Diaz claims that her children and their classmates begged the teacher to turn off the movie, but their pleas were ignored. In an interview with CBS News, Diaz said, “He didn’t stop the movie, even though there were kids saying, ‘Hey, stop the movie, we don’t want to watch this.’” She also expressed her disappointment in the teacher’s decision to show such inappropriate content to young students. “It’s not for them to decide what they want to watch. It’s up to the professor to look at the content,” she said.
“Blood and Honey” is a British indie film that depicts the beloved children’s book characters, Pooh and Piglet, on a murderous rampage. The film includes scenes of sledgehammer attacks, decapitation, and feeding people into a woodchipper. It is not suitable for children of any age, let alone fourth graders.

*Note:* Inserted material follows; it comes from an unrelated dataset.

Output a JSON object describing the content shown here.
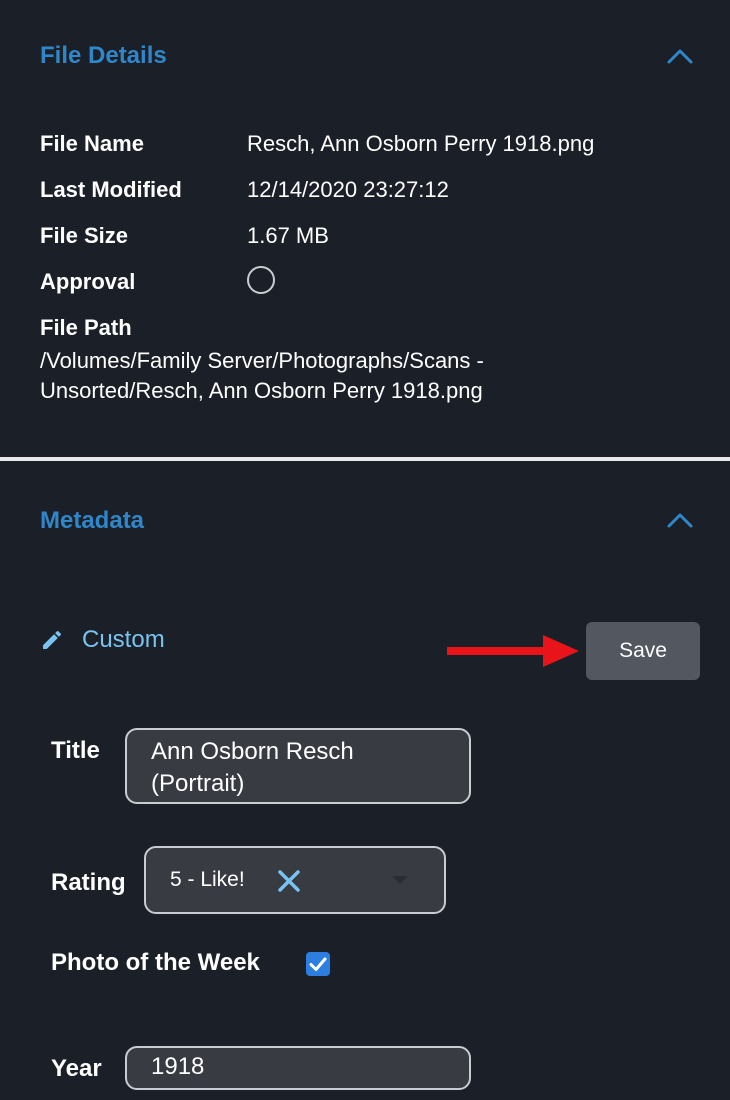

In a statement issued by the school, it was revealed that some students met with a counselor after being exposed to a portion of the film. “The Academy for Innovative Education has become aware that a segment of a horror movie was shown to fourth graders, on Monday, October 2, 2023, that was not suitable for the age group,” the statement said. The school also confirmed that appropriate action had been taken to ensure the safety and well-being of students.
Head of School Vera Hirsh addressed the incident, saying, “As soon as the teacher realized what was being shown, the movie was turned off.” She also stated that only a small portion of the film was seen and that most of the gruesome scenes happen later on. Hirsh assured parents that the incident had been thoroughly addressed with teachers, students, and parents and that the students who saw the movie were “doing fine.”
This unfortunate incident is reminiscent of a 2016 case in Tennessee where a high school teacher was suspended for showing his class the graphic and violent horror film “Human Centipede 2: Full Sequence.” These incidents highlight the importance of monitoring what children are exposed to and enforcing age-appropriate content in educational settings. The school has since apologized for the incident and has implemented measures to prevent similar incidents from occurring in the future.